» WHAT THE TASK REQUIRES
Omit the pictures and copy the entries exactly.

» EXTRACTED MATERIAL
--
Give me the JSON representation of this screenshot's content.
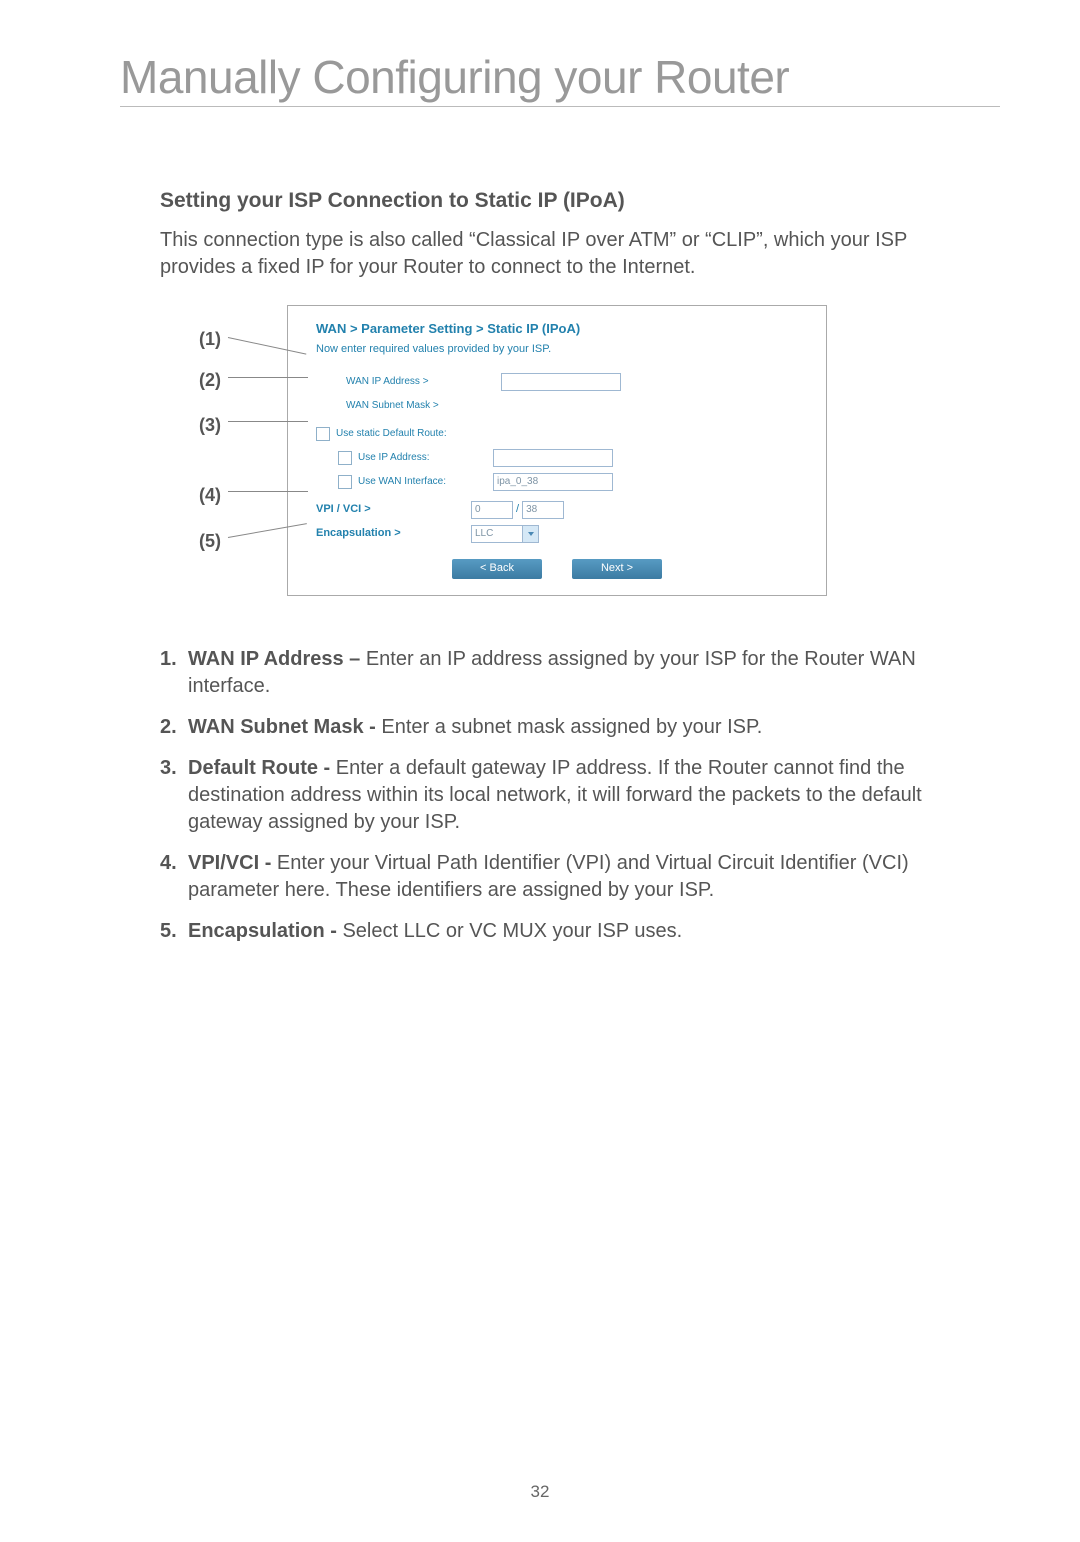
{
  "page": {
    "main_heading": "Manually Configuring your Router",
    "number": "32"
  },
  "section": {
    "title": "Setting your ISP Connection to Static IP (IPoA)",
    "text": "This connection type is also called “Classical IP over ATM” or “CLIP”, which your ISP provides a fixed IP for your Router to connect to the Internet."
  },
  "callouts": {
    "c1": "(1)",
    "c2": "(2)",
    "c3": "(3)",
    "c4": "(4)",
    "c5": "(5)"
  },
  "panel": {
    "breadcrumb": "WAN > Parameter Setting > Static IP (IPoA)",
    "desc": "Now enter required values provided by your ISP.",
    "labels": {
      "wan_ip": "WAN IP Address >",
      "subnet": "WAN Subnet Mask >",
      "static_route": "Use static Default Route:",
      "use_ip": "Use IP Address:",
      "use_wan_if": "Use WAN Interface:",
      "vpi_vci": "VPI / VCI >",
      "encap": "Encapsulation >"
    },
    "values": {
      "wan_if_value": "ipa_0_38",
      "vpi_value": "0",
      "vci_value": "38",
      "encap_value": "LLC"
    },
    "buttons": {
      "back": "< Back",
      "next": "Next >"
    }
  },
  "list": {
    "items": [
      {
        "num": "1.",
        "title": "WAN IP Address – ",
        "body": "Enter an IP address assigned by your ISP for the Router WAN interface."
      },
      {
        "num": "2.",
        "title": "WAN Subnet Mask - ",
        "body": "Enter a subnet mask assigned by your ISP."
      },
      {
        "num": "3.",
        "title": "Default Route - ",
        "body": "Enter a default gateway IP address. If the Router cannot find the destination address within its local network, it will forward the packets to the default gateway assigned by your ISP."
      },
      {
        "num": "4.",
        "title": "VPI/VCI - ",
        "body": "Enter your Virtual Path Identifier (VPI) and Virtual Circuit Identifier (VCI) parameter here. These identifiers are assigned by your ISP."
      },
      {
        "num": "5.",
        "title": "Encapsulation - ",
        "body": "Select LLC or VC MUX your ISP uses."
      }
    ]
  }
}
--
» WRITTEN REPLY
Give me the JSON representation of this screenshot's content.
{
  "page": {
    "main_heading": "Manually Configuring your Router",
    "number": "32"
  },
  "section": {
    "title": "Setting your ISP Connection to Static IP (IPoA)",
    "text": "This connection type is also called “Classical IP over ATM” or “CLIP”, which your ISP provides a fixed IP for your Router to connect to the Internet."
  },
  "callouts": {
    "c1": "(1)",
    "c2": "(2)",
    "c3": "(3)",
    "c4": "(4)",
    "c5": "(5)"
  },
  "panel": {
    "breadcrumb": "WAN > Parameter Setting > Static IP (IPoA)",
    "desc": "Now enter required values provided by your ISP.",
    "labels": {
      "wan_ip": "WAN IP Address >",
      "subnet": "WAN Subnet Mask >",
      "static_route": "Use static Default Route:",
      "use_ip": "Use IP Address:",
      "use_wan_if": "Use WAN Interface:",
      "vpi_vci": "VPI / VCI >",
      "encap": "Encapsulation >"
    },
    "values": {
      "wan_if_value": "ipa_0_38",
      "vpi_value": "0",
      "vci_value": "38",
      "encap_value": "LLC"
    },
    "buttons": {
      "back": "< Back",
      "next": "Next >"
    }
  },
  "list": {
    "items": [
      {
        "num": "1.",
        "title": "WAN IP Address – ",
        "body": "Enter an IP address assigned by your ISP for the Router WAN interface."
      },
      {
        "num": "2.",
        "title": "WAN Subnet Mask - ",
        "body": "Enter a subnet mask assigned by your ISP."
      },
      {
        "num": "3.",
        "title": "Default Route - ",
        "body": "Enter a default gateway IP address. If the Router cannot find the destination address within its local network, it will forward the packets to the default gateway assigned by your ISP."
      },
      {
        "num": "4.",
        "title": "VPI/VCI - ",
        "body": "Enter your Virtual Path Identifier (VPI) and Virtual Circuit Identifier (VCI) parameter here. These identifiers are assigned by your ISP."
      },
      {
        "num": "5.",
        "title": "Encapsulation - ",
        "body": "Select LLC or VC MUX your ISP uses."
      }
    ]
  }
}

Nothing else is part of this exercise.